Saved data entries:

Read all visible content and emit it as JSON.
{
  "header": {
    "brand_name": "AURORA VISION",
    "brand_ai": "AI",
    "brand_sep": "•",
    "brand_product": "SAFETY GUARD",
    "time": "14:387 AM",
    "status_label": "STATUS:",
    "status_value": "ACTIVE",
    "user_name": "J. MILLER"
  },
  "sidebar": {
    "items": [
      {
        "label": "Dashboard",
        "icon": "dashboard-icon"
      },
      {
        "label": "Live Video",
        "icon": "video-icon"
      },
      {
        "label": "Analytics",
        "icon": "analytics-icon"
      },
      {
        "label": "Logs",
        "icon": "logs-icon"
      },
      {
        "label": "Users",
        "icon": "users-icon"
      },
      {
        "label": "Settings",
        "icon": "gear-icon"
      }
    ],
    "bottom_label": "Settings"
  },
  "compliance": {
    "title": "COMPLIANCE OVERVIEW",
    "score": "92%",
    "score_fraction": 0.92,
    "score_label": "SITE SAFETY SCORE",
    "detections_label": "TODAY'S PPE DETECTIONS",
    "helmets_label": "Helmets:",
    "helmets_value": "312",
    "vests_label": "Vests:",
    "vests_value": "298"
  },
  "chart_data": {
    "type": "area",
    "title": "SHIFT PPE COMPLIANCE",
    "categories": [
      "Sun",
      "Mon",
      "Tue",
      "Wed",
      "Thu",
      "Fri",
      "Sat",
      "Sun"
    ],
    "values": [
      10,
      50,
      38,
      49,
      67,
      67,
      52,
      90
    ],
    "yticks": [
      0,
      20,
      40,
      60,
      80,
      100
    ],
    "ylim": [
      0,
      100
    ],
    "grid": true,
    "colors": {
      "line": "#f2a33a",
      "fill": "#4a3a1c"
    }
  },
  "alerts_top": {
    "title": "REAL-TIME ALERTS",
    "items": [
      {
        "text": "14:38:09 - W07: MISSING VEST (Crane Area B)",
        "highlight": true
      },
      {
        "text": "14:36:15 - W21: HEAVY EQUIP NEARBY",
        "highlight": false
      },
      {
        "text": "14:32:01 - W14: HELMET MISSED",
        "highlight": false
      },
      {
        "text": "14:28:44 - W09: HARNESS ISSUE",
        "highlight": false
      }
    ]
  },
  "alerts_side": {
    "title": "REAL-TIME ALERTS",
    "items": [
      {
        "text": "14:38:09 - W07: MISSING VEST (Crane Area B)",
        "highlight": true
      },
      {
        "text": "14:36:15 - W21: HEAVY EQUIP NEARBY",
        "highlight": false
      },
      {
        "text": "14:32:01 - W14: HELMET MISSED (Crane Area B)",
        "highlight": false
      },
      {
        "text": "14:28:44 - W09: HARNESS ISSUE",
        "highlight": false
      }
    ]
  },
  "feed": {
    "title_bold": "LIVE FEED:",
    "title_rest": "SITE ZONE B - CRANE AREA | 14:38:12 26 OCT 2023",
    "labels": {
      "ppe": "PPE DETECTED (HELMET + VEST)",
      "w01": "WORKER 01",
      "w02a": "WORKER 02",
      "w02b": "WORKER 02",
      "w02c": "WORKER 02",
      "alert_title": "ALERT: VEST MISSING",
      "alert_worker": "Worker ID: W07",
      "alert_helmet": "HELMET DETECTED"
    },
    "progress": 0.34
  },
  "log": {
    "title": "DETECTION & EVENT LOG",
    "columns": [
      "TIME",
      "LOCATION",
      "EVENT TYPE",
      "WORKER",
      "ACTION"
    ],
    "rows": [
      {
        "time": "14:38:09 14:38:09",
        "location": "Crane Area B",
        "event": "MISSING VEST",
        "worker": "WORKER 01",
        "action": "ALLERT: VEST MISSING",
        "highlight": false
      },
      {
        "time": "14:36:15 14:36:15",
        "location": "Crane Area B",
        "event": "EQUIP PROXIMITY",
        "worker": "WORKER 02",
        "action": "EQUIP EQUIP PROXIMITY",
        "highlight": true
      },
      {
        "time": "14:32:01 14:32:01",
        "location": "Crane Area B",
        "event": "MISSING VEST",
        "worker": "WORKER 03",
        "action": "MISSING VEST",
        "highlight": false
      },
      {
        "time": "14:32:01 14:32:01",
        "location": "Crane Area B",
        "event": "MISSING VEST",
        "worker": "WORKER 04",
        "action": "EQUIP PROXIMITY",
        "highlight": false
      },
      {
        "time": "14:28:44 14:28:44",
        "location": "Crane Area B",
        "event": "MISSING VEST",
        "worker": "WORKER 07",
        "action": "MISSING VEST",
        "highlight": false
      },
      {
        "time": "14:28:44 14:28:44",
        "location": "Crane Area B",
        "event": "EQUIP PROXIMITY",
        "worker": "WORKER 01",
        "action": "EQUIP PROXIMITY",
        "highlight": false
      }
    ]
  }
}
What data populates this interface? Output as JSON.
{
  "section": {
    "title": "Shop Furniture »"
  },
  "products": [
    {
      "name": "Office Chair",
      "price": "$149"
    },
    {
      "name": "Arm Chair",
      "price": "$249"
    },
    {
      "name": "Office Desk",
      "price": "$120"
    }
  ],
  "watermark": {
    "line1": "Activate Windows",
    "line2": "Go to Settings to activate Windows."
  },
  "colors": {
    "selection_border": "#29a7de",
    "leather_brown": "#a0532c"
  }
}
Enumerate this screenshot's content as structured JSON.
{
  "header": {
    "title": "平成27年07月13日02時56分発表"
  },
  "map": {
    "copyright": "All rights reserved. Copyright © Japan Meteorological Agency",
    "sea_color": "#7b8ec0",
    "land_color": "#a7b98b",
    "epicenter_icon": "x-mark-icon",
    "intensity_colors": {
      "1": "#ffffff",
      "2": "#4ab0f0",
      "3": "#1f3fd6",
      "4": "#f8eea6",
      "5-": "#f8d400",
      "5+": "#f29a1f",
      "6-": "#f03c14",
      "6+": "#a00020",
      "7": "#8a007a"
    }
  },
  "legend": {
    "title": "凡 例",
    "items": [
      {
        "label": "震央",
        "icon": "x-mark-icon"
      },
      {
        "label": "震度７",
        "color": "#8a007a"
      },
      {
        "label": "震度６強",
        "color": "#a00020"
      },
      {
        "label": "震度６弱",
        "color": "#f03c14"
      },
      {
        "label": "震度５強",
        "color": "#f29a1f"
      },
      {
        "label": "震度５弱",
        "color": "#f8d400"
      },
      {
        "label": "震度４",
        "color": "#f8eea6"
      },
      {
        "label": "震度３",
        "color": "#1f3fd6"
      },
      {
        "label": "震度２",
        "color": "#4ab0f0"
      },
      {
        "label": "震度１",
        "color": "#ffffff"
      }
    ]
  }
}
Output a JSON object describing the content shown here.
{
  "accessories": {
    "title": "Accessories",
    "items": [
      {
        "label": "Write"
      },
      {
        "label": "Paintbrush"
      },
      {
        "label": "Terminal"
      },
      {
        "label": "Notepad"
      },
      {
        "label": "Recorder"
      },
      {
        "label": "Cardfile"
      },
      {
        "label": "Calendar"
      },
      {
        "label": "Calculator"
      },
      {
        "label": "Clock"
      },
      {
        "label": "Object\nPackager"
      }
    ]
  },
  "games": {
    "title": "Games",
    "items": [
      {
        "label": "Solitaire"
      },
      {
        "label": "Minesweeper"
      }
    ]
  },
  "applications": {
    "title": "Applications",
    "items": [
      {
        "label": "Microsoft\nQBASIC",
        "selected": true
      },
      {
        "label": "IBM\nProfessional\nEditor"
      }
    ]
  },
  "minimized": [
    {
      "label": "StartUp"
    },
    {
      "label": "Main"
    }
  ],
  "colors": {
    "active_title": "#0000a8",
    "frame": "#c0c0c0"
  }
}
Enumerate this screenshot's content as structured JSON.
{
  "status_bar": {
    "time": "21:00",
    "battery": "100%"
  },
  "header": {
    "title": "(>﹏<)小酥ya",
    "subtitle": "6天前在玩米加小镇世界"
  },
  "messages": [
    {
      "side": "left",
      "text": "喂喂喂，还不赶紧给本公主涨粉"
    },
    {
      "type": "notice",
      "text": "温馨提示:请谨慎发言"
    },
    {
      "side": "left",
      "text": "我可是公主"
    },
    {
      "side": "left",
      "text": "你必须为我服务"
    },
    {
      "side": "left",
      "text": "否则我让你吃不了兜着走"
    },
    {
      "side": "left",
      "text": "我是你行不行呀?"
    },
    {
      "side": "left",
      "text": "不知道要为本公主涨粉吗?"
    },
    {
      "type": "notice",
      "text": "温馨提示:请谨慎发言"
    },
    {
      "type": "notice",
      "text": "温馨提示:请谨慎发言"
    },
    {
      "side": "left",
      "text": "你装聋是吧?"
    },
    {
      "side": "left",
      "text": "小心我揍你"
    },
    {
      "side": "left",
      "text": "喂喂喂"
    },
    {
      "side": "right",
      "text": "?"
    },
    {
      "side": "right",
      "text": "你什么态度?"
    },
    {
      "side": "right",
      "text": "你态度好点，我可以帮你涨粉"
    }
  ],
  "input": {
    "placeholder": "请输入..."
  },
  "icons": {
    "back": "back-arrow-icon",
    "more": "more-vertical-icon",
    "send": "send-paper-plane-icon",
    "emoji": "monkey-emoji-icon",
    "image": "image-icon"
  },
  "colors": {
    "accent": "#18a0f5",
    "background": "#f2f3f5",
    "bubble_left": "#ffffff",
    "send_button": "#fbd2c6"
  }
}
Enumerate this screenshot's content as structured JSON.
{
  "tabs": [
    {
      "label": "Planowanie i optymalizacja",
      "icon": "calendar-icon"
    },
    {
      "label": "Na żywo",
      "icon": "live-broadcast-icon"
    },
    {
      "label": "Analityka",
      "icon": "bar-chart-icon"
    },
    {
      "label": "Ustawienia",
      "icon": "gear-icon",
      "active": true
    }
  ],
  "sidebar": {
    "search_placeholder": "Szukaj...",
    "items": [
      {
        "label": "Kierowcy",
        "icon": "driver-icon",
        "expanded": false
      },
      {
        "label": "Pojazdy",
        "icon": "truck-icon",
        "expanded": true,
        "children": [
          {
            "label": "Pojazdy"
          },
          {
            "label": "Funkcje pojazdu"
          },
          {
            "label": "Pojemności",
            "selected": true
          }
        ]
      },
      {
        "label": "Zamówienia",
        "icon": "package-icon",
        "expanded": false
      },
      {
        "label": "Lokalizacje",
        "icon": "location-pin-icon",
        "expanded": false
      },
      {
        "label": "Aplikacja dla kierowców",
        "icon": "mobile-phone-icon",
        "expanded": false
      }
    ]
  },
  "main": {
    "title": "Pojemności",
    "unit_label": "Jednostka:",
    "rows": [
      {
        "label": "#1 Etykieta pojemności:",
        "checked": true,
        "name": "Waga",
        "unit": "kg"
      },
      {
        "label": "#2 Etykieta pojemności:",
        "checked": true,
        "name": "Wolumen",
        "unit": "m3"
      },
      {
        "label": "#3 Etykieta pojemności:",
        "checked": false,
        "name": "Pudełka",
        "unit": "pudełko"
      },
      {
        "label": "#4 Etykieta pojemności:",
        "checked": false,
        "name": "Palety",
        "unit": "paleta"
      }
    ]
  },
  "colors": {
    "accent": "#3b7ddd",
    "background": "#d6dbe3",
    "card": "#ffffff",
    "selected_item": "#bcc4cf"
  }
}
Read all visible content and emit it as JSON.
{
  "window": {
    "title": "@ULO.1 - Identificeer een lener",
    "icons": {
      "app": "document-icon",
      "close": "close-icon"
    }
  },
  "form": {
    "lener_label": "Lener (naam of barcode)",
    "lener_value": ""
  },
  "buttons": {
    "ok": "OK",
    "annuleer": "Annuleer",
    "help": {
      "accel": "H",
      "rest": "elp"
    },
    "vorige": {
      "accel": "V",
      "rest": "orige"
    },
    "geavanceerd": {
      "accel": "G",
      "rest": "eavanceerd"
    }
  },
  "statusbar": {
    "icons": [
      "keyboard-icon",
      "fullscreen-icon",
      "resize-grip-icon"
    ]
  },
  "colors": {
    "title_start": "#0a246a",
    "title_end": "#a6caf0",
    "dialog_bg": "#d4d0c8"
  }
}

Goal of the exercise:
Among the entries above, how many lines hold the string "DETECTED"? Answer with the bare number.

Task answer:
2